“Cloud automation can help to avoid these problems. Rather than the creation of resources in a traditional manner, automation scripts can be used to deploy these resources automatically, enforcing best practice from the outset.”
Automation also allows IT workers to use their time more effectively. Let’s say a developer is building an environment to be reused across several areas, or for numerous tenants.
Rather than rewriting the code for this environment manually each time, cloud automation allows for the batch creation of scripts to duplicate these resources automatically.
Streamlining processes isn’t the only possibility of cloud automation. Ultimately, businesses want software deployment and management to be achieved with as little human intervention as possible. However, in many crisis situations, this isn’t always possible.
Consider this as an example. An organisation’s website or application is struggling due to a sudden surge in online visitors.
For instance, when tickets to Glastonbury festival are released, the event website experiences a staggering increase in traffic. Unless this surge is anticipated, servers will not be prepared for this influx, leading to crashes and downtime.
Rather than putting developers under pressure to attempt to fix the problem, cloud automation can allow for responsive infrastructure. In this case, the infrastructure could automatically scale up and deploy more servers to handle this increase in web traffic.
We’ve long heard about the accessibility, storage and security benefits of cloud computing.
However, these advantages are fruitless if businesses do not automate the processes that allow the enterprise to operate.
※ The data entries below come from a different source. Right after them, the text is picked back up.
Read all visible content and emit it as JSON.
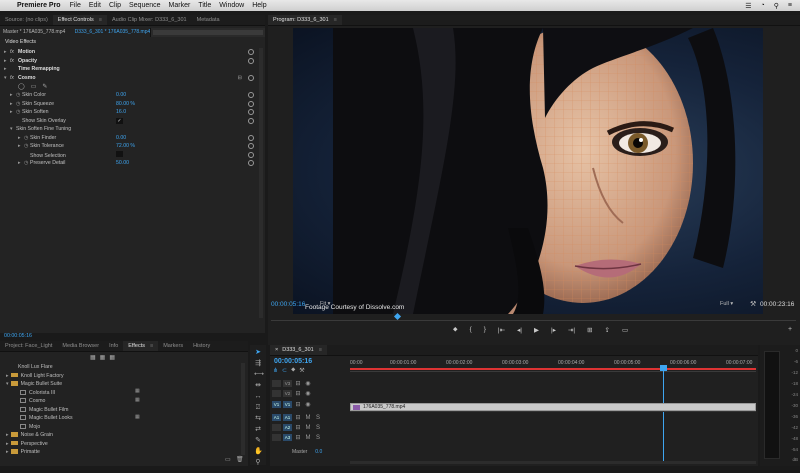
{
  "menubar": {
    "apple": "",
    "app": "Premiere Pro",
    "items": [
      "File",
      "Edit",
      "Clip",
      "Sequence",
      "Marker",
      "Title",
      "Window",
      "Help"
    ],
    "tray": [
      "☰",
      "◔",
      "⚲",
      "≡"
    ]
  },
  "source_panel": {
    "tabs": [
      {
        "label": "Source: (no clips)"
      },
      {
        "label": "Effect Controls",
        "close": "≡"
      },
      {
        "label": "Audio Clip Mixer: D333_6_301"
      },
      {
        "label": "Metadata"
      }
    ],
    "header_clip": "Master * 176A035_778.mp4",
    "header_seq": "D333_6_301 * 176A035_778.mp4",
    "section_label": "Video Effects",
    "effects": [
      {
        "name": "Motion"
      },
      {
        "name": "Opacity"
      },
      {
        "name": "Time Remapping"
      },
      {
        "name": "Cosmo"
      }
    ],
    "params": [
      {
        "name": "Skin Color",
        "value": "0.00"
      },
      {
        "name": "Skin Squeeze",
        "value": "80.00 %"
      },
      {
        "name": "Skin Soften",
        "value": "16.0"
      },
      {
        "name": "Show Skin Overlay",
        "value": "✓"
      },
      {
        "name": "Skin Soften Fine Tuning",
        "value": ""
      },
      {
        "name": "Skin Finder",
        "value": "0.00"
      },
      {
        "name": "Skin Tolerance",
        "value": "72.00 %"
      },
      {
        "name": "Show Selection",
        "value": ""
      },
      {
        "name": "Preserve Detail",
        "value": "50.00"
      }
    ],
    "timecode": "00:00:05:16"
  },
  "program": {
    "title": "Program: D333_6_301",
    "timecode": "00:00:05:16",
    "fit": "Fit",
    "quality": "Full",
    "duration": "00:00:23:16",
    "credit": "Footage Courtesy of Dissolve.com",
    "controls": [
      "⬥",
      "{",
      "}",
      "|⇤",
      "◂|",
      "▶",
      "|▸",
      "⇥|",
      "⊞",
      "⇪",
      "▭"
    ]
  },
  "project": {
    "tabs": [
      {
        "label": "Project: Face_Light"
      },
      {
        "label": "Media Browser"
      },
      {
        "label": "Info"
      },
      {
        "label": "Effects",
        "close": "≡"
      },
      {
        "label": "Markers"
      },
      {
        "label": "History"
      }
    ],
    "items": [
      {
        "label": "Knoll Lux Flare",
        "kind": "item",
        "indent": 1
      },
      {
        "label": "Knoll Light Factory",
        "kind": "folder",
        "indent": 0
      },
      {
        "label": "Magic Bullet Suite",
        "kind": "folder",
        "indent": 0
      },
      {
        "label": "Colorista III",
        "kind": "file",
        "indent": 1
      },
      {
        "label": "Cosmo",
        "kind": "file",
        "indent": 1
      },
      {
        "label": "Magic Bullet Film",
        "kind": "file",
        "indent": 1
      },
      {
        "label": "Magic Bullet Looks",
        "kind": "file",
        "indent": 1
      },
      {
        "label": "Mojo",
        "kind": "file",
        "indent": 1
      },
      {
        "label": "Noise & Grain",
        "kind": "folder",
        "indent": 0
      },
      {
        "label": "Perspective",
        "kind": "folder",
        "indent": 0
      },
      {
        "label": "Primatte",
        "kind": "folder",
        "indent": 0
      }
    ]
  },
  "timeline": {
    "tab": "D333_6_301",
    "timecode": "00:00:05:16",
    "ruler": [
      "00:00",
      "00:00:01:00",
      "00:00:02:00",
      "00:00:03:00",
      "00:00:04:00",
      "00:00:05:00",
      "00:00:06:00",
      "00:00:07:00"
    ],
    "tracks": [
      {
        "id": "V3",
        "src": ""
      },
      {
        "id": "V2",
        "src": ""
      },
      {
        "id": "V1",
        "src": "V1"
      },
      {
        "id": "A1",
        "src": "A1"
      },
      {
        "id": "A2",
        "src": ""
      },
      {
        "id": "A3",
        "src": ""
      }
    ],
    "clip": "176A035_778.mp4",
    "master": "Master",
    "master_val": "0.0"
  },
  "meter": {
    "ticks": [
      "0",
      "-6",
      "-12",
      "-18",
      "-24",
      "-30",
      "-36",
      "-42",
      "-48",
      "-54"
    ],
    "db": "dB"
  },
  "colors": {
    "accent": "#3ea5f0",
    "clip": "#c9c9c9",
    "playhead": "#3ea5f0",
    "redline": "#d33"
  }
}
Thankfully, there are numerous offerings available to automate cloud platforms, including those from public cloud providers.
Annie Andrews is Head of Technology at Microsoft recruitment partner Curo Talent.